For a long time, Washington State University Graduate Student Veneice Guillory-Lacy looked forward to this semester, a time when she would finally complete her long and challenging educational journey. Then the Coronavirus pandemic hit and suddenly everything she had worked for seemed in limbo for a while.
Guillory-Lacy said her family always taught her to keep pushing for her dreams and goals even in the face of adversity and opposition, to pursue hard things, and never let fear and uncertainty stop her.
“I honestly believe this was one of the reasons why I was able to finish writing and defending my dissertation right in the middle of a global pandemic,” she said. “Instead of allowing fear and uncertainty to paralyze me, I used it as motivation to push me to the finish line.”
Guillory-Lacy, a student in the Cultural Studies and Social Thought in Education (CSSTE) program, successfully defended her dissertation in April. She said it feels surreal as her graduate studies were sometimes grueling and forced her to tap into skills she never knew she had, such as focusing 12-hours straight while writing her dissertation. This was on top of serving as vice president for the Graduate and Professional Student Association this year.
Her father Jeff Guillory, who retired last year as WSU’s director of diversity education, was raised in Texas during the Jim Crow era. Her mother Connie was raised on the Nez Perce Reservation, the same place Guillory-Lacy calls home. Her parents credit their college educations for changing the trajectory of their lives and they wanted the same for Veneice and her three older brothers Ricky, Raphael, and Justin.
Validating their experiences
Before coming to WSU, Guillory-Lacy experienced systemic inequalities in the Idaho district where she served as a high school principal. It inspired her to research whether other women in education fields have similar experiences. She found WSU’s CSSTE in the College of Education to be a perfect match as it is designed to address issues of culture and power in schools and develop scholars and practitioners who will stimulate positive change in the educational systems and communities.
As a black woman with Nez Perce descent, she chose to concentrate her dissertation research on the lived experiences of female black educational leaders in the K-12 system. What she found is that black women experience challenges on the job due to their race and gender. The finding also suggest they use spirituality as a way to combat these challenges.
“The research project validated our experiences and helped me to understand the ways in which leadership practices of women of color can enhance the intellectual and important leadership contributions to any organization,” Guillory-Lacy said.
Earning her Ph.D. will open many new doors in her career and she is excited to explore her options. First, she just wants to relax and spend quality time with her husband Chris and three children Nevaeh, Trinity, and Zion.

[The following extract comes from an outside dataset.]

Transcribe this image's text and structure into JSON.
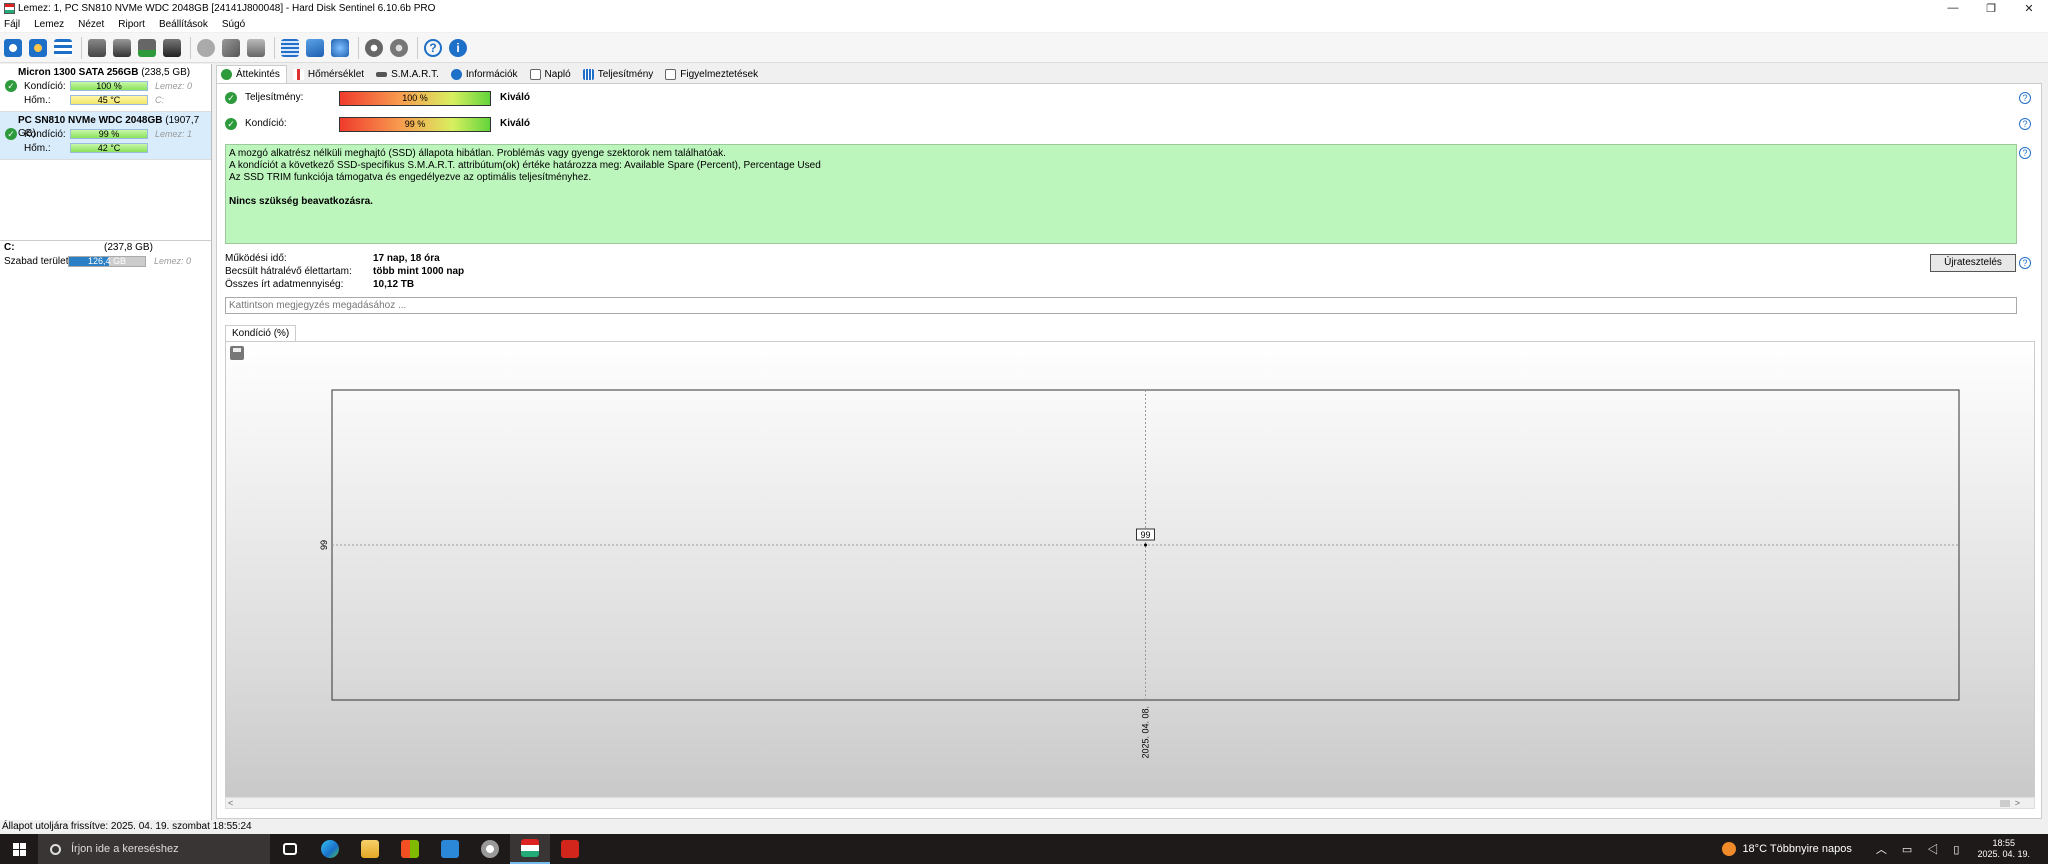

Guillory-Lacy has become the third sibling in her family to earn a doctorate at WSU. Her brother Raphael earned his Ph.D. in educational psychology in 2002 and is a full professor at Eastern Washington University. In 2008, Justin received his doctorate in higher education and serves as president of Northwest Indian College in Bellingham, Wash. While her oldest brother Ricky did not attend WSU, he served our nation as a Marine, later becoming a police officer, town mayor, and an employee of the Nez Perce Tribe.
“My parents and brothers trailblazed an educational path for me and I’m forever grateful to them for their love, encouragement and guidance along the way,” she said.